──────── SOURCE INFORMATION ────────

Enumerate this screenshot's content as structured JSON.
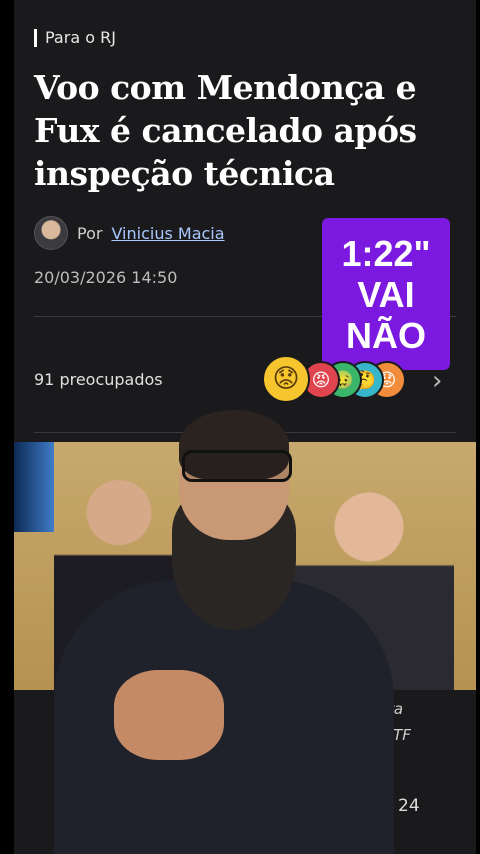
{
  "article": {
    "section": "Para o RJ",
    "title": "Voo com Mendonça e Fux é cancelado após inspeção técnica",
    "byline_prefix": "Por",
    "author": "Vinicius Macia",
    "date": "20/03/2026 14:50"
  },
  "reactions": {
    "count_text": "91 preocupados",
    "main_emoji": "😟",
    "emojis": [
      "😡",
      "🤢",
      "🤔",
      "😟"
    ],
    "emoji_colors": [
      "#e0444e",
      "#3ab56a",
      "#37b5c9",
      "#f08c3a"
    ]
  },
  "photo": {
    "caption_left": "",
    "caption_right_line1": "para",
    "caption_right_line2": "n/STF"
  },
  "comments": {
    "count": "24"
  },
  "overlay": {
    "line1": "1:22\"",
    "line2": "VAI",
    "line3": "NÃO"
  }
}
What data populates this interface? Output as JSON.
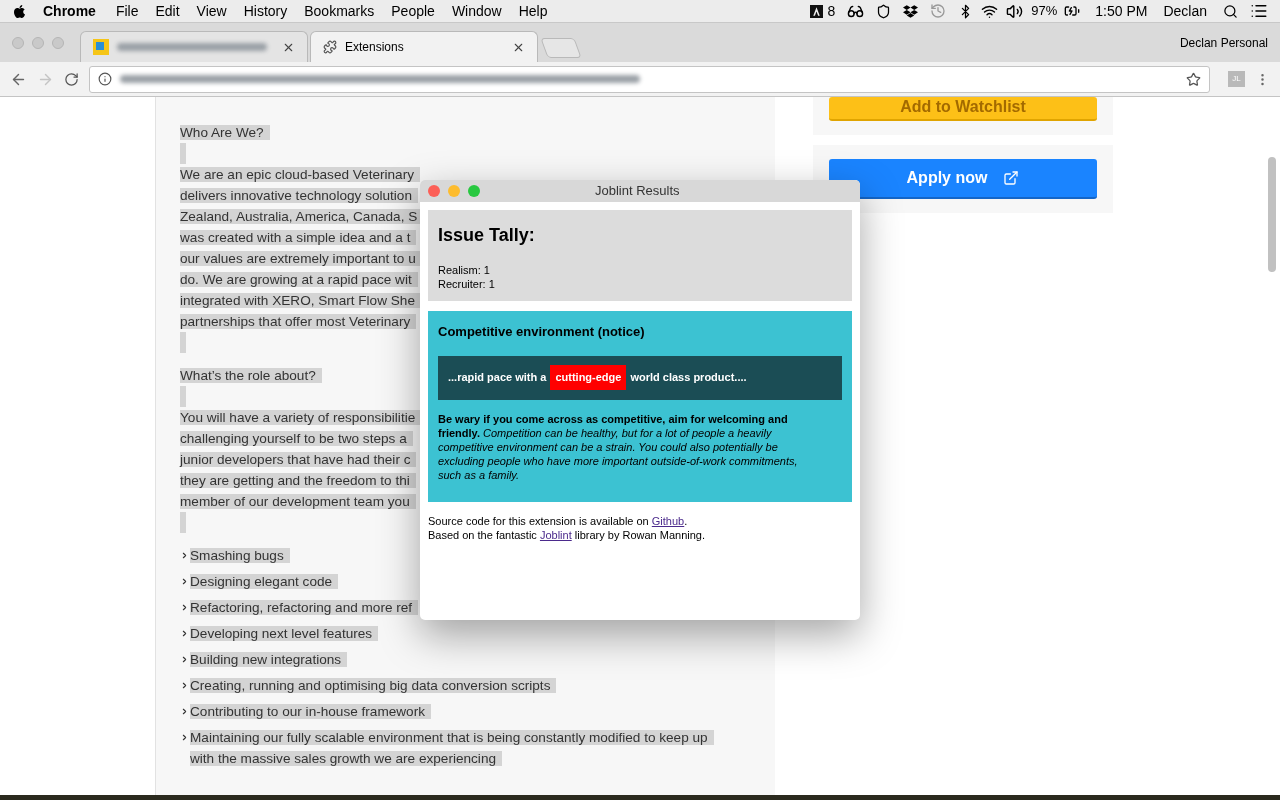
{
  "menu_bar": {
    "app": "Chrome",
    "items": [
      "File",
      "Edit",
      "View",
      "History",
      "Bookmarks",
      "People",
      "Window",
      "Help"
    ],
    "status": {
      "adobe_count": "8",
      "battery": "97%",
      "time": "1:50 PM",
      "user": "Declan"
    }
  },
  "tabs": [
    {
      "kind": "blurred",
      "selected": false
    },
    {
      "kind": "extension",
      "label": "Extensions",
      "selected": true
    }
  ],
  "profile": "Declan Personal",
  "toolbar": {
    "extension_badge": "JL"
  },
  "page": {
    "sections": [
      {
        "kind": "heading",
        "lines": [
          "Who Are We?"
        ]
      },
      {
        "kind": "paragraph",
        "lines": [
          "We are an epic cloud-based Veterinary",
          "delivers innovative technology solution",
          "Zealand, Australia, America, Canada, S",
          "was created with a simple idea and a t",
          "our values are extremely important to u",
          "do. We are growing at a rapid pace wit",
          "integrated with XERO, Smart Flow She",
          "partnerships that offer most Veterinary"
        ]
      },
      {
        "kind": "heading",
        "lines": [
          "What’s the role about?"
        ]
      },
      {
        "kind": "paragraph",
        "lines": [
          "You will have a variety of responsibilitie",
          "challenging yourself to be two steps a",
          "junior developers that have had their c",
          "they are getting and the freedom to thi",
          "member of our development team you"
        ]
      },
      {
        "kind": "list",
        "items": [
          [
            "Smashing bugs"
          ],
          [
            "Designing elegant code"
          ],
          [
            "Refactoring, refactoring and more ref"
          ],
          [
            "Developing next level features"
          ],
          [
            "Building new integrations"
          ],
          [
            "Creating, running and optimising big data conversion scripts"
          ],
          [
            "Contributing to our in-house framework"
          ],
          [
            "Maintaining our fully scalable environment that is being constantly modified to keep up",
            "with the massive sales growth we are experiencing"
          ]
        ]
      }
    ],
    "buttons": [
      {
        "kind": "watchlist",
        "label": "Add to Watchlist"
      },
      {
        "kind": "apply",
        "label": "Apply now"
      }
    ]
  },
  "popup": {
    "title": "Joblint Results",
    "tally": {
      "title": "Issue Tally:",
      "lines": [
        "Realism: 1",
        "Recruiter: 1"
      ]
    },
    "issues": [
      {
        "title": "Competitive environment (notice)",
        "snippet": {
          "before": "...rapid pace with a",
          "match": "cutting-edge",
          "after": "world class product...."
        },
        "description": "**Be wary if you come across as competitive, aim for welcoming and friendly.** *Competition can be healthy, but for a lot of people a heavily competitive environment can be a strain. You could also potentially be excluding people who have more important outside-of-work commitments, such as a family.*"
      }
    ],
    "footer": [
      {
        "before": "Source code for this extension is available on ",
        "link": "Github",
        "after": "."
      },
      {
        "before": "Based on the fantastic ",
        "link": "Joblint",
        "after": " library by Rowan Manning."
      }
    ]
  }
}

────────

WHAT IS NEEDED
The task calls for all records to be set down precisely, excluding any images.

TASK ANSWER
Enumerate this screenshot's content as structured JSON.
{
  "article": {
    "section": "Para o RJ",
    "title": "Voo com Mendonça e Fux é cancelado após inspeção técnica",
    "byline_prefix": "Por",
    "author": "Vinicius Macia",
    "date": "20/03/2026 14:50"
  },
  "reactions": {
    "count_text": "91 preocupados",
    "main_emoji": "😟",
    "emojis": [
      "😡",
      "🤢",
      "🤔",
      "😟"
    ],
    "emoji_colors": [
      "#e0444e",
      "#3ab56a",
      "#37b5c9",
      "#f08c3a"
    ]
  },
  "photo": {
    "caption_left": "",
    "caption_right_line1": "para",
    "caption_right_line2": "n/STF"
  },
  "comments": {
    "count": "24"
  },
  "overlay": {
    "line1": "1:22\"",
    "line2": "VAI",
    "line3": "NÃO"
  }
}
What data populates this interface? Output as JSON.
{
  "menu_bar": {
    "app": "Chrome",
    "items": [
      "File",
      "Edit",
      "View",
      "History",
      "Bookmarks",
      "People",
      "Window",
      "Help"
    ],
    "status": {
      "adobe_count": "8",
      "battery": "97%",
      "time": "1:50 PM",
      "user": "Declan"
    }
  },
  "tabs": [
    {
      "kind": "blurred",
      "selected": false
    },
    {
      "kind": "extension",
      "label": "Extensions",
      "selected": true
    }
  ],
  "profile": "Declan Personal",
  "toolbar": {
    "extension_badge": "JL"
  },
  "page": {
    "sections": [
      {
        "kind": "heading",
        "lines": [
          "Who Are We?"
        ]
      },
      {
        "kind": "paragraph",
        "lines": [
          "We are an epic cloud-based Veterinary",
          "delivers innovative technology solution",
          "Zealand, Australia, America, Canada, S",
          "was created with a simple idea and a t",
          "our values are extremely important to u",
          "do. We are growing at a rapid pace wit",
          "integrated with XERO, Smart Flow She",
          "partnerships that offer most Veterinary"
        ]
      },
      {
        "kind": "heading",
        "lines": [
          "What’s the role about?"
        ]
      },
      {
        "kind": "paragraph",
        "lines": [
          "You will have a variety of responsibilitie",
          "challenging yourself to be two steps a",
          "junior developers that have had their c",
          "they are getting and the freedom to thi",
          "member of our development team you"
        ]
      },
      {
        "kind": "list",
        "items": [
          [
            "Smashing bugs"
          ],
          [
            "Designing elegant code"
          ],
          [
            "Refactoring, refactoring and more ref"
          ],
          [
            "Developing next level features"
          ],
          [
            "Building new integrations"
          ],
          [
            "Creating, running and optimising big data conversion scripts"
          ],
          [
            "Contributing to our in-house framework"
          ],
          [
            "Maintaining our fully scalable environment that is being constantly modified to keep up",
            "with the massive sales growth we are experiencing"
          ]
        ]
      }
    ],
    "buttons": [
      {
        "kind": "watchlist",
        "label": "Add to Watchlist"
      },
      {
        "kind": "apply",
        "label": "Apply now"
      }
    ]
  },
  "popup": {
    "title": "Joblint Results",
    "tally": {
      "title": "Issue Tally:",
      "lines": [
        "Realism: 1",
        "Recruiter: 1"
      ]
    },
    "issues": [
      {
        "title": "Competitive environment (notice)",
        "snippet": {
          "before": "...rapid pace with a",
          "match": "cutting-edge",
          "after": "world class product...."
        },
        "description": "**Be wary if you come across as competitive, aim for welcoming and friendly.** *Competition can be healthy, but for a lot of people a heavily competitive environment can be a strain. You could also potentially be excluding people who have more important outside-of-work commitments, such as a family.*"
      }
    ],
    "footer": [
      {
        "before": "Source code for this extension is available on ",
        "link": "Github",
        "after": "."
      },
      {
        "before": "Based on the fantastic ",
        "link": "Joblint",
        "after": " library by Rowan Manning."
      }
    ]
  }
}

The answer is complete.